3.5.1 Gender equality indicators
A ‘gender-responsive’, ‘gender-sensitive’ or ‘gender-related’ indicator measures changes relating to gender equality over time (Demetriades, 2009). Gender equality indicators can be quantitative, based on sex disaggregated statistical data or they may be qualitative, for example attitudinal changes to gender equality. Examples of quantitative indicators are male and female wage rates or school enrolment rates for girls and boys. Qualitative indicators might include an assessment of women’s experiences of lack of sanitation facilities, or men’s and women’s views on the causes and consequences of domestic violence.
What are ‘sex disaggregated data’?
Sex disaggregated data are data that are collected and recorded separately for male and female members of a population.
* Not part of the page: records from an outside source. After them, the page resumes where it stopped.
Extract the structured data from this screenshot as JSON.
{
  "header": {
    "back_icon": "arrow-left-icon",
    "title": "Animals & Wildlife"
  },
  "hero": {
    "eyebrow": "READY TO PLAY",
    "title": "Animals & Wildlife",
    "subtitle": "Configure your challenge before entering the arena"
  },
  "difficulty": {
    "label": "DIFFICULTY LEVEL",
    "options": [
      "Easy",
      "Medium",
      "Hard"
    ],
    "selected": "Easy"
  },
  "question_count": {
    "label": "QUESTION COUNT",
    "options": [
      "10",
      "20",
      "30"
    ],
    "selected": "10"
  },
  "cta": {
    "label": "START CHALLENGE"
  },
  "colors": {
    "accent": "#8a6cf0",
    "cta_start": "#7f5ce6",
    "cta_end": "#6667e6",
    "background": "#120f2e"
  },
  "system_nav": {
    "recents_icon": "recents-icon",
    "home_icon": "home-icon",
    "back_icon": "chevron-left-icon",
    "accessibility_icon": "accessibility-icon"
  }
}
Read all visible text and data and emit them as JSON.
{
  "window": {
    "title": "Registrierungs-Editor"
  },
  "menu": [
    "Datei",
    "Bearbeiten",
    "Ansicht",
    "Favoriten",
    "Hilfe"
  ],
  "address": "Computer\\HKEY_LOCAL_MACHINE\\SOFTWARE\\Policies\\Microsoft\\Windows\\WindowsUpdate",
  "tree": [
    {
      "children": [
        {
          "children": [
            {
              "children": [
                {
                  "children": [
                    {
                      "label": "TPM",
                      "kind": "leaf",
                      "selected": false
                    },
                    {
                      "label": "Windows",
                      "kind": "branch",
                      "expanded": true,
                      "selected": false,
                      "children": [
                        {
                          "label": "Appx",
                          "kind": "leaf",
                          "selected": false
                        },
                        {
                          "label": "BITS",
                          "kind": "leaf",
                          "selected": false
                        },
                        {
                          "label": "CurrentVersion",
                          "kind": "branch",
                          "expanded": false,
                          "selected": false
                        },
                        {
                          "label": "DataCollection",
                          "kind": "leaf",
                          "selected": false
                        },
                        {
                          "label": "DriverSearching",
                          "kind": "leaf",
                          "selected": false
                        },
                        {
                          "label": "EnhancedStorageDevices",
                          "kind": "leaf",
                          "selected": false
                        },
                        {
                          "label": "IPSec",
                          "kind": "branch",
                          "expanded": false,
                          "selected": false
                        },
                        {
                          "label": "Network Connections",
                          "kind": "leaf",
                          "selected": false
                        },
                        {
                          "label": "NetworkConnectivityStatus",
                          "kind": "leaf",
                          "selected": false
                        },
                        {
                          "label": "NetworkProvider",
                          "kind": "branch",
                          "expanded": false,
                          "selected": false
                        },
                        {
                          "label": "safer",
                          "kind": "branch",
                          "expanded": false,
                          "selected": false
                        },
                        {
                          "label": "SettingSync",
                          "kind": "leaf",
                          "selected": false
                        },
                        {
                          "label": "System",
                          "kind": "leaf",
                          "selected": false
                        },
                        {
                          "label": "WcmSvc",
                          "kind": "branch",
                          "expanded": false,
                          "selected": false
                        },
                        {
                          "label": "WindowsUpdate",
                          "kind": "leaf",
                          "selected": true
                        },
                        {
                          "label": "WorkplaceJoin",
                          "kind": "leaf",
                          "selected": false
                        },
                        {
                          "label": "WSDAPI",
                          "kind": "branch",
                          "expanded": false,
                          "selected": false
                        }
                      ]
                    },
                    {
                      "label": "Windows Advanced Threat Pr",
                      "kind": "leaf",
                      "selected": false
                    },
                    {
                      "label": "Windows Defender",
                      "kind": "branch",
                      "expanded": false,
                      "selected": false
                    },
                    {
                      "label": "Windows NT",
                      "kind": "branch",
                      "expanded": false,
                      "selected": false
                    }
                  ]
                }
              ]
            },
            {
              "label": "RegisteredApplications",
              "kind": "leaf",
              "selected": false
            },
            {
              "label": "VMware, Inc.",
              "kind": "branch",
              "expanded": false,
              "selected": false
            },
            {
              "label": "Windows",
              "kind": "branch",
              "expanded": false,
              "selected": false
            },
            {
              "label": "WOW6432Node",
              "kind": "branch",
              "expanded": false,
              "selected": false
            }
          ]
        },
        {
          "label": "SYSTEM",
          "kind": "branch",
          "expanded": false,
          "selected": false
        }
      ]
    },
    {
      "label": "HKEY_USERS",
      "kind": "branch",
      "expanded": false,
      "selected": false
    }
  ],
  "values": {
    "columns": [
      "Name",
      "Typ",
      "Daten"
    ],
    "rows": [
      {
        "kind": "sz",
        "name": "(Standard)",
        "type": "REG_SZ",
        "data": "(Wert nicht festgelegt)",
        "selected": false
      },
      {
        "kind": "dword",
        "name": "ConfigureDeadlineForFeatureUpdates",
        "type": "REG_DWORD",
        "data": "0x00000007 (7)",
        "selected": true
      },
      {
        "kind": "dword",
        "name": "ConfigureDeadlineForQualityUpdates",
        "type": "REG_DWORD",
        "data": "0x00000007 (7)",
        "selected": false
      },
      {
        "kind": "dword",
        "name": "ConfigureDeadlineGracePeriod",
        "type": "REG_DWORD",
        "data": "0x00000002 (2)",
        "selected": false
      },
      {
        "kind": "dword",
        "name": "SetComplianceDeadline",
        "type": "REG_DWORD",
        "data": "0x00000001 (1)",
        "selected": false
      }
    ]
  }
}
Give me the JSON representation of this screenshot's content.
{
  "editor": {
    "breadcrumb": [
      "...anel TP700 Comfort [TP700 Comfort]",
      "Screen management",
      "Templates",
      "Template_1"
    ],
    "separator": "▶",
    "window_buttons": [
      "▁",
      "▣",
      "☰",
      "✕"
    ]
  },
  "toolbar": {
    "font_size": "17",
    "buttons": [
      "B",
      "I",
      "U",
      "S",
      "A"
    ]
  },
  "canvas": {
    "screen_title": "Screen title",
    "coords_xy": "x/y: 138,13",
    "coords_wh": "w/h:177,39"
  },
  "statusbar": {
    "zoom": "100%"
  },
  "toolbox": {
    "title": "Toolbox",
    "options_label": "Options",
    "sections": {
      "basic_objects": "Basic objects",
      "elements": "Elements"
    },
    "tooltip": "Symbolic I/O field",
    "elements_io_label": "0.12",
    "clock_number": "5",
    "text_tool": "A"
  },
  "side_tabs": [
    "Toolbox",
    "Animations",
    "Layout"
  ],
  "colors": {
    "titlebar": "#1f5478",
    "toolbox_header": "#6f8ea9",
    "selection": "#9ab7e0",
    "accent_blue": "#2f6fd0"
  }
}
All indicators should be disaggregated by sex wherever possible so that the different experiences of men and women can be known. However, data for gender-related indicators are not readily available (Haile, 2014). Beyene (2015) provides a national assessment of participation of women and girls in the ‘knowledge society’ in Ethiopia. Her study collates quantitative and qualitative data from many sources about variables such as women’s health status, social and economic status, women’s access to resources, access to opportunities, level of political participation and access to science and technology education, among many others. However, for several of the topics Beyene comments that sex disaggregated data is scarce. As we have noted earlier, very little information is available that is disaggregated by both sex and disability even though the experiences of disabled men and women are different.
How can this situation be changed? In accordance with the general policy of gender mainstreaming, gender-related indicators can be incorporated into any policy, programme or project. The National Guidelines (MoWA, 2010) include recommendations for monitoring and evaluating gender mainstreaming for policies, organisations and programmes. Table 3.1 shows a small extract from these guidelines for the activity stage at programme/project level.
Table 3.1 Extract from the National Guidelines for Gender Mainstreaming (MoWA, 2010, p. 56).
|Does the activity planning phase involve both women and men?||Proportion of women and men involved in planning phase|
|Are there specific activities included to ensure gender equality and women’s empowerment (GEWE)?||Specific activities planned to ensure GEWE|
|Are the planned activities considering the household workloads of women?||Women's workloads considered in the planned activities|
|Are the planned activities data sex disaggregated?||Sex disaggregated data incorporated in the planned activities|
|Do the programme/project implementers receive gender-mainstreaming training so that a gender perspective is sustained throughout the implementations process?||Type and number of gender mainstreaming trainings given to implementers|
|Do women and men from the community participate equally in the implementation?||Number and proportion of women and men participated from the community|
In WASH, the One WASH National Programme has two gender-related indicators within its results framework that are assessments of the proportion of women on WASHCOs/Hygiene and Sanitation Community Groups and on Water Boards (committees with responsibility for water utilities). In both cases, the indicator is the percentage of committees with 50% of their members being women in decision-making positions (FDRE, 2013).
There are quantitative and qualitative elements to these indicators. The quantitative element is to find out how many committees have women as at least half of their membership. But it is more difficult to assess their role and position. Researchers could ask questions such as ‘what percentage of committee chairpersons are women?’ or ‘what percentage of WASHCOs have all leadership positions filled by women?’ But these questions would not assess the level of participation by all the women members. This is where qualitative indicators can help to show whether women’s participation is just a gesture or is active and meaningful (RWSN, 2016). One approach to improving the monitoring of gender in WASH could be to create more detailed checklists, developed from lists similar to the extract in Table 3.1, but with questions specific to WASH and with qualitative as well as quantitative indicators.